Adegbenro, who is currently the senior vice president, strategy and development of the Centre for Values in Leadership (CVL), a socio-economic think-tank based in Lagos, adds that a major lesson that can be learnt from Buhari’s seeming delay in the appointment of ministers is that the government machinery can run quite well without politicians as ministers. He says this strengthens the perception that technocrats in the public service run ministries more efficiently than politicians.
He said: “The absence of cabinet ministers has not affected the perception of the international community concerning governance structures in Nigeria. Rather it has demonstrated that the new leadership is not prepared to sacrifice integrity on the altar of political interest.
“This is good for the economy that needs a better reputation.”
Contrary to criticisms of the current administration’s handling of the economy, Adegbenro believes falling oil prices and fluctuation of the value of the naira to the dollar are predictable, due to excessive reliance on oil as the major source of government revenue and the reliance of the economy on imports.
He added: “The ‘no business as usual’ stance of the Buhari administration is a plus point for Nigeria’s brand equity in the search of fresh inflow of foreign direct investment.”
New economic blueprint
However, there is still much work to be done. The slump in oil prices, which dropped to $42 per barrel, has necessitated adjustments in budget benchmarking. It is anticipated that prices will drop even further when Iran resumes supply of oil, following the lifting of sanctions. Oil exports account for 70% of government revenue.
Though the government had taken steps to mitigate the impact of this drop, by devaluing the naira, first in November 2014, and also in February this year, the economy has yet to come out of the woods. As part of measures to strengthen the naira, the Central Bank has announced a temporary ban on local transactions in dollars.

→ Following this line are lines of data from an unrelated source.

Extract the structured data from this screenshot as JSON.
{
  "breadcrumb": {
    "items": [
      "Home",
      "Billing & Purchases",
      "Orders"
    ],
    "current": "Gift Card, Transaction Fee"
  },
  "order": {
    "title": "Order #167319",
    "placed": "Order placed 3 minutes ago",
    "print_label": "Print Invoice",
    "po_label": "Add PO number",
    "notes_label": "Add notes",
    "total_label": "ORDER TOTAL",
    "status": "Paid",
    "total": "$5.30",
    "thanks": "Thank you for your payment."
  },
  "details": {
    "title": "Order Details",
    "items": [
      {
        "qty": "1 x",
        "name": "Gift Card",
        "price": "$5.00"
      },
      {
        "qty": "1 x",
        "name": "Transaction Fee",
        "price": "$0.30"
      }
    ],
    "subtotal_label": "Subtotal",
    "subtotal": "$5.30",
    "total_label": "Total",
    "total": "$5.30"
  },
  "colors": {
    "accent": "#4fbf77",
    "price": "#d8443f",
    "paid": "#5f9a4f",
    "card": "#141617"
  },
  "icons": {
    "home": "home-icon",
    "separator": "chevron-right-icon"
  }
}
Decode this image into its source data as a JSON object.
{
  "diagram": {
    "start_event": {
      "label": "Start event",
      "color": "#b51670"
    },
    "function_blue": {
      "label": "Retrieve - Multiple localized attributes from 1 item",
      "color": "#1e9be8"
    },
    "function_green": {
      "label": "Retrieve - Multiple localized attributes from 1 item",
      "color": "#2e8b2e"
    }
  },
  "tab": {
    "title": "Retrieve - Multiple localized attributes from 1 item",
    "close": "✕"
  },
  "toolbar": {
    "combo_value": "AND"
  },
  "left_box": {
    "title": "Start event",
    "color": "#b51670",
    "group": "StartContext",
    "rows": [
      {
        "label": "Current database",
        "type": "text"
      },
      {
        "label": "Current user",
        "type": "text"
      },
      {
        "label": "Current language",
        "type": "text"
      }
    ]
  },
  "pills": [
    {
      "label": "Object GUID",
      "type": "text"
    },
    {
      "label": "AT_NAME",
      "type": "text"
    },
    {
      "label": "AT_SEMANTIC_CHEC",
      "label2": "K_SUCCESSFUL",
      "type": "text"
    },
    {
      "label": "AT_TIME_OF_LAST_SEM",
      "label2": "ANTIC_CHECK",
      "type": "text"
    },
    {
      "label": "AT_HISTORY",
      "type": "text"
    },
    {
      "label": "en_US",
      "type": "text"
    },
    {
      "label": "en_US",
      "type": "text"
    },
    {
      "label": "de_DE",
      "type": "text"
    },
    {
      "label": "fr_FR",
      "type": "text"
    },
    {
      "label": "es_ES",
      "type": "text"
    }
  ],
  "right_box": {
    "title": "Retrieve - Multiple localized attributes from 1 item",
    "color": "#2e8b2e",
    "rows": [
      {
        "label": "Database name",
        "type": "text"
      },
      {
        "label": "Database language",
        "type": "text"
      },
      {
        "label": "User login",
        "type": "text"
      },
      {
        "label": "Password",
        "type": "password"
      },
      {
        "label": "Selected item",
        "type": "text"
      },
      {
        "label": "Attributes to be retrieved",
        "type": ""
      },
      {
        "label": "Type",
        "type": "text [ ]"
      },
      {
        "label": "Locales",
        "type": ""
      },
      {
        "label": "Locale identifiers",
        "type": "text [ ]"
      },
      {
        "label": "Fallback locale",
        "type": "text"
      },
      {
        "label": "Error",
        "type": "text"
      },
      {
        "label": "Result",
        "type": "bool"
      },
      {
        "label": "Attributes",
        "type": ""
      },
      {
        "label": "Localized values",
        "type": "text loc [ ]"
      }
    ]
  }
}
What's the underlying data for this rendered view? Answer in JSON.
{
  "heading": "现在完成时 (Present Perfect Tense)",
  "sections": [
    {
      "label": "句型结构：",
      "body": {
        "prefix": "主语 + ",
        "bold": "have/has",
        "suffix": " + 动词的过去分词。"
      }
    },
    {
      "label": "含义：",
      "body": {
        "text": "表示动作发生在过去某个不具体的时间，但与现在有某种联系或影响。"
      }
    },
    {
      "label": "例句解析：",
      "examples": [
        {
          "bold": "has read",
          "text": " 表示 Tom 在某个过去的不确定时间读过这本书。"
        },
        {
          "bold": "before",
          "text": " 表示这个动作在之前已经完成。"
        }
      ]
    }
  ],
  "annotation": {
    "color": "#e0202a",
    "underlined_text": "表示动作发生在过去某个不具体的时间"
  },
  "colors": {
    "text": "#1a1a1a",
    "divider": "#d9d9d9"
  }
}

The government also recently unveiled a new economic blueprint that could potentially lead to the creation of 1.14m jobs, increased annual food production by about 530,000 metric tonnes, and attracting new investments of up to N980bn ($5bn). It is expected that all these new policy measures would help to reflate the economy.
It is still early days for the Buhari government, and much work remains to be done, but there are clear signs that change may be on the cards.